As odd as it sounds, I've always wanted to see this film despite never really knowing quite what it was about. I've always thought that it looked interesting, but I never expected it to be quite as good as it turned out to be. What's Eating Gilbert Grape? is technically a touching drama, but I almost prefer to think of it as simply a slice of life film. It's one of those movies which has a lot going on to keep you interested, but isn't necessarily headed toward any particular conclusion that you could see coming. Does that make any sense? The story revolves around a young man named Gilbert Grape (duh) played by Johnny Depp who lives with his two sisters, mentally disabled brother (Leonardo DiCaprio), and extremely obese mother, essentially taking up the role of the man of the house in the absence of their deceased father. When a woman and her daughter (Juliette Lewis) are stranded in the area after their camper breaks down, Gilbert makes his first attempt in years to live a life away from his family with the new girl, but finds that his responsibilities and his personal desires clash a bit more violently than he may have expected. It's really hard to describe what it is about this movie that's so compelling, but suffice to say that within the seemingly unspectacular series of events over the course of the film lies a lot of emotion which I wasn't expecting. Though I may not have the correct words to explain why, I highly recommend What's Eating Gilbert Grape? to audiences of all interests.

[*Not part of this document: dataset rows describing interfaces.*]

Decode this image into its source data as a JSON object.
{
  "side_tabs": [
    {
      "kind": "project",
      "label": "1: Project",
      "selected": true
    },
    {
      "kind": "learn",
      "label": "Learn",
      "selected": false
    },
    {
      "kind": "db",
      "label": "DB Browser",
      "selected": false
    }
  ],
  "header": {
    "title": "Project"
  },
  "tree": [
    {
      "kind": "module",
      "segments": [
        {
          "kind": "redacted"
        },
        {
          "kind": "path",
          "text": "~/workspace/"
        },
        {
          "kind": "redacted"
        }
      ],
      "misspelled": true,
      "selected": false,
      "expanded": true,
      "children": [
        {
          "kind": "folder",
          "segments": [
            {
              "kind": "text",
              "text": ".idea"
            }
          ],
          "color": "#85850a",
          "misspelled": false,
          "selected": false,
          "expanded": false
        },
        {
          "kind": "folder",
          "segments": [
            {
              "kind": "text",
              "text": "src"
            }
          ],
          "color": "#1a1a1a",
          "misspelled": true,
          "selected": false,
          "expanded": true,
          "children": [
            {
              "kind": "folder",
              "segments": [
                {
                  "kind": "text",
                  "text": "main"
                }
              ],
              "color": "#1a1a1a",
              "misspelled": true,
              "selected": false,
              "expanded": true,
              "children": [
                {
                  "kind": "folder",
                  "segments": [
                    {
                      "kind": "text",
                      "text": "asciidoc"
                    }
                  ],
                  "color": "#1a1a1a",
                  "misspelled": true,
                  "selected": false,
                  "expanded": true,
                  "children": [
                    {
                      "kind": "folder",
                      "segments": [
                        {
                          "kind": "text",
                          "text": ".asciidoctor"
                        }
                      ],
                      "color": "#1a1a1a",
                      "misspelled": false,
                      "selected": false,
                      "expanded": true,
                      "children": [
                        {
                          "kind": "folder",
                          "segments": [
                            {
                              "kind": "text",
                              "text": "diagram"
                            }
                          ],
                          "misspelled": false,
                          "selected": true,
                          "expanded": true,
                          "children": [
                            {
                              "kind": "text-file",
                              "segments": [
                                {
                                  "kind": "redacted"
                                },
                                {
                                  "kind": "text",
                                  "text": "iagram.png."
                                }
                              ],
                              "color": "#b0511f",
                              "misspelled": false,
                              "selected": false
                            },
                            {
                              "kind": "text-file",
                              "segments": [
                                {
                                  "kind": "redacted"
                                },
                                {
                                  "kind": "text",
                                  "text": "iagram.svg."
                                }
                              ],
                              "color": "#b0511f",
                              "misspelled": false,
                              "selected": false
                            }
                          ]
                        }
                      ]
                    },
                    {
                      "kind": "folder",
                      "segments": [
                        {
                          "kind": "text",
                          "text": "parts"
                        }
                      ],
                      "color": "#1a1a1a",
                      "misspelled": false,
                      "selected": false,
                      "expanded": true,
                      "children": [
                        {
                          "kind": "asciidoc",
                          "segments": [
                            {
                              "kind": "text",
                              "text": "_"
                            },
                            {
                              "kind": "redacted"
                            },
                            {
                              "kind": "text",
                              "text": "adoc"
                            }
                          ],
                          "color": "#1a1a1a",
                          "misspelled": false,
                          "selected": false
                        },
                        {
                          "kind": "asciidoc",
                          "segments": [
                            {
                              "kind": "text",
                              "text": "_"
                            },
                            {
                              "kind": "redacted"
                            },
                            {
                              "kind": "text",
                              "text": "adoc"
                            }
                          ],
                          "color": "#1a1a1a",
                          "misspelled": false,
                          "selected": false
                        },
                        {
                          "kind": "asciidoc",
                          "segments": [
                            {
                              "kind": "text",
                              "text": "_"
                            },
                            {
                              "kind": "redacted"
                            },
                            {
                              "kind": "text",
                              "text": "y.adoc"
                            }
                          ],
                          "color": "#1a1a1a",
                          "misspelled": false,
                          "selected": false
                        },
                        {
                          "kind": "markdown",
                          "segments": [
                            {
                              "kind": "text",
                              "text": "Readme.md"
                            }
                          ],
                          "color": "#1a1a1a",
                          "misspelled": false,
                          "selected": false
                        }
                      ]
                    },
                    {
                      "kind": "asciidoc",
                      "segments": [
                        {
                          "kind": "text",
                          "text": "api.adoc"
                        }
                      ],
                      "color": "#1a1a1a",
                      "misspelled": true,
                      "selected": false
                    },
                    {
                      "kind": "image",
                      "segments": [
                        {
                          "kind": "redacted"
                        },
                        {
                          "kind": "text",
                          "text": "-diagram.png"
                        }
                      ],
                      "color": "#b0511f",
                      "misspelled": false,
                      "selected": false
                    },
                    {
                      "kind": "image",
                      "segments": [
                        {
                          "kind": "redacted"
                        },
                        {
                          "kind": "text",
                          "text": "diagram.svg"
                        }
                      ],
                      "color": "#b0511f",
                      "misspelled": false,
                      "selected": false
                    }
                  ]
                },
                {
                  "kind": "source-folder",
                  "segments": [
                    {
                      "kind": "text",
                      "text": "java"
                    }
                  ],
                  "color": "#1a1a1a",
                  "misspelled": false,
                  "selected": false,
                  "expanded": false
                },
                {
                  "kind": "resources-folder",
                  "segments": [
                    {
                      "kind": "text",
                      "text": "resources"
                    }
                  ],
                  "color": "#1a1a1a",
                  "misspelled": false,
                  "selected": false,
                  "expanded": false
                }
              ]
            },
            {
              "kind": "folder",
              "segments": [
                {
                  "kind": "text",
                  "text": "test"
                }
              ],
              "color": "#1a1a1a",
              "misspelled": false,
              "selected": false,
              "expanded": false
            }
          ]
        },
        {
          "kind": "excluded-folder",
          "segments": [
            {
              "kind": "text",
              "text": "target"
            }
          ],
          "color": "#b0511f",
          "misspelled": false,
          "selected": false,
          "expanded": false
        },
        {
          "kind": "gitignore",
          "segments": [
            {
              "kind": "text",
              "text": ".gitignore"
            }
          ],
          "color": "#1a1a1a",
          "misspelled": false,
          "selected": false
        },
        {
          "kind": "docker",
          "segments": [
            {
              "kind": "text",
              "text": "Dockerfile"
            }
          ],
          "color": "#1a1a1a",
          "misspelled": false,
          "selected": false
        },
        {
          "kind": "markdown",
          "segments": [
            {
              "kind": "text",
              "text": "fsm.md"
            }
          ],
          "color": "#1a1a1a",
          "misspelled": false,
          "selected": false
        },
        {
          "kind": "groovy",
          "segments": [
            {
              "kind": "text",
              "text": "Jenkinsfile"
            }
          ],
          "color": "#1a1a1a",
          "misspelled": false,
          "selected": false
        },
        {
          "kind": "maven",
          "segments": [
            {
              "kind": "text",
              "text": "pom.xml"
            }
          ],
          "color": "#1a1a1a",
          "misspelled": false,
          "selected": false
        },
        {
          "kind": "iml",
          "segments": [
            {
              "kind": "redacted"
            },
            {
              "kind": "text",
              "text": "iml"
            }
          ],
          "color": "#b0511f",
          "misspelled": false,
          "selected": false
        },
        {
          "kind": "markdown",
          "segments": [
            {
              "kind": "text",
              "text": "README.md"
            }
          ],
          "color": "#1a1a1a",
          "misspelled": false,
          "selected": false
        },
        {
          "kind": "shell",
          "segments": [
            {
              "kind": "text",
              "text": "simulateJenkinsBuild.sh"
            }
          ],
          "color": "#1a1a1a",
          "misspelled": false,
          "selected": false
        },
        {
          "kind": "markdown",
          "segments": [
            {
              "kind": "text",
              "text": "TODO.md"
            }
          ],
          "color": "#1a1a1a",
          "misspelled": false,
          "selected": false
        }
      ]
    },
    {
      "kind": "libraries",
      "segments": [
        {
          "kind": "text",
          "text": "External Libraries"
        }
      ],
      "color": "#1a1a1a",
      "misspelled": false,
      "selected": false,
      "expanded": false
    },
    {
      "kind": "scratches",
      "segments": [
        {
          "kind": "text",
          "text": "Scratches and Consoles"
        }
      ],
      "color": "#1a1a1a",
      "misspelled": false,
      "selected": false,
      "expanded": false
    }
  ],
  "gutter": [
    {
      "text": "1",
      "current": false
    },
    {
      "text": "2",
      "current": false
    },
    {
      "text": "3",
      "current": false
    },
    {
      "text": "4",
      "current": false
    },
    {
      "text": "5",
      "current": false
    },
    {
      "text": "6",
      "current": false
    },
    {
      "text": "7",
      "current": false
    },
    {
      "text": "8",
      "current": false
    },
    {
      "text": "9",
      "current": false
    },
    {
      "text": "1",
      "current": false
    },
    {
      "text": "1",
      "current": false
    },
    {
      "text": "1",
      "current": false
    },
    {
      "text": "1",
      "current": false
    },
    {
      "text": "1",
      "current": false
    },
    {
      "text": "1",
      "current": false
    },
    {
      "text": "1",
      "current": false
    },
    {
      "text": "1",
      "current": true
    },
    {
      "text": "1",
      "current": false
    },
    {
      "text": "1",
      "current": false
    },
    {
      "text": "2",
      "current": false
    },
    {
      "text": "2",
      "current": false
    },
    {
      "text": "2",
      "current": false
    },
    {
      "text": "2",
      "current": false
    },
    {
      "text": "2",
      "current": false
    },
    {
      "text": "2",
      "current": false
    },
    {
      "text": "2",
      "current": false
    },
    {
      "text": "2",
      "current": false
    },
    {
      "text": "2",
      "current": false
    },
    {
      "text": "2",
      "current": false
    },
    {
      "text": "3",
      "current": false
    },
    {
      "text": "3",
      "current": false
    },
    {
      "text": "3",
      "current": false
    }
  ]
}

Mr. Nice Guy
After obtaining video footage of a drug bust gone bad, a female reporter is on the run from some unsavory individuals. Fortunately for her, she runs into a famous Chinese chef played by Jackie Chan. Chan's character, despite being a kindly cook, always wanted to be a police officer and as such knows his way around a fight scene. Yet another ridiculous set-up for Jackie Chan to kick some ass and take some poorly pronounced names doesn't necessarily sound like much, but as I always say, if Jackie Chan is involved that's reason enough alone to give a movie a shot. Not the best and not the worst Chan movie around, Mr. Nice Guy is simply a fun flick to sit back and watch when you've got nothing better to do and feel like seeing some people getting the crap beaten out of them (and hey, who doesn't like to do that from time to time?). The highlight of this particular action-fest is a fight scene which takes place in a construction site and involves Jackie actually interacting with, and nearly having his limbs chopped off by, actual power tools such as circular saws.
The Cheyenne Social Club
After discovering via a letter that his brother has died, John (Jimmy Stewart) and his fellow cowboy Harley (Henry Fonda) head to the town of Cheyenne to take over the business which he's left them. Assuming based on the name "The Cheyenne Social Club" that the business is a saloon of some sort, John is understandably surprised to discover that the club is in fact a brothel. Taking offense to the idea of running such an establishment, John decides to convert the business into a hotel, which doesn't sit well with the members of the town, many of whom are regular customers of the Club. As you can surely imagine, this film being a western, there are a few bar fights and a shootout or two along the way, but The Cheyenne Social Club is primarily about the humor of the situation John and Harley find themselves in. While I tend to prefer a straight up spaghetti western to a comedic one, every now and then a good film like this one or Butch Cassidy and the Sundance Kid is just what the doctor ordered. Likable characters and some raunchy (for it's time) humor make The Cheyenne Social Club simply a fun time in front of your home entertainment system. Not to mention, the duo of Stewart and Fonda is not to be missed.